▶ _WHAT TO PRODUCE_:
Filter the entries, keeping every line with the word "Heathrow".

++++ EXERCISE MATERIALS ++++

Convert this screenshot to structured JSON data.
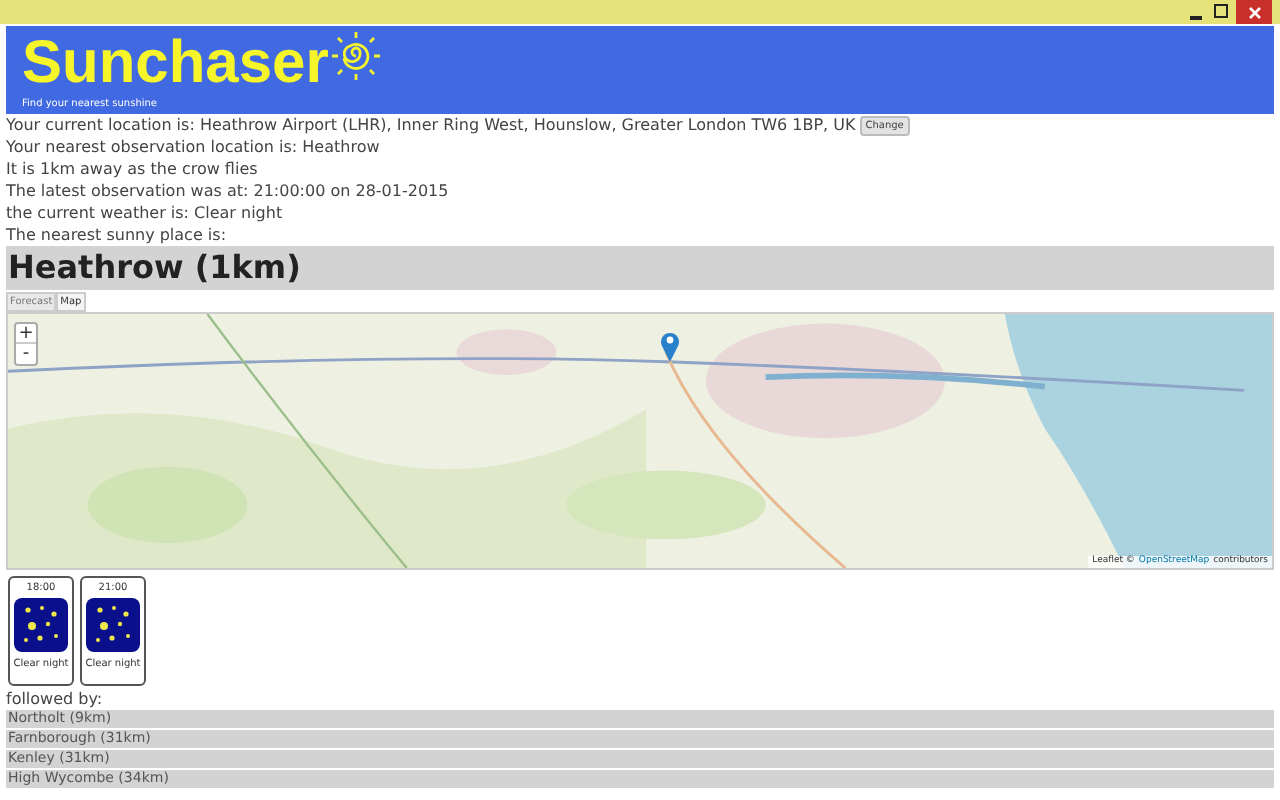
{
  "header": {
    "title": "Sunchaser",
    "tagline": "Find your nearest sunshine"
  },
  "location": {
    "text": "Your current location is: Heathrow Airport (LHR), Inner Ring West, Hounslow, Greater London TW6 1BP, UK",
    "button": "Change"
  },
  "info_lines": [
    "Your nearest observation location is: Heathrow",
    "It is 1km away as the crow flies",
    "The latest observation was at: 21:00:00 on 28-01-2015",
    "the current weather is: Clear night",
    "The nearest sunny place is:"
  ],
  "place_heading": "Heathrow (1km)",
  "tabs": [
    {
      "label": "Forecast",
      "selected": false
    },
    {
      "label": "Map",
      "selected": true
    }
  ],
  "map": {
    "zoom_in": "+",
    "zoom_out": "-",
    "attribution_prefix": "Leaflet ©",
    "attribution_link": "OpenStreetMap",
    "attribution_suffix": "contributors"
  },
  "forecast": [
    {
      "time": "18:00",
      "weather": "Clear night"
    },
    {
      "time": "21:00",
      "weather": "Clear night"
    }
  ],
  "followed_label": "followed by:",
  "places": [
    "Northolt (9km)",
    "Farnborough (31km)",
    "Kenley (31km)",
    "High Wycombe (34km)"
  ]
}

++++

▶ _SOLUTION_:
    "text": "Your current location is: Heathrow Airport (LHR), Inner Ring West, Hounslow, Greater London TW6 1BP, UK",
    "Your nearest observation location is: Heathrow",
  "place_heading": "Heathrow (1km)",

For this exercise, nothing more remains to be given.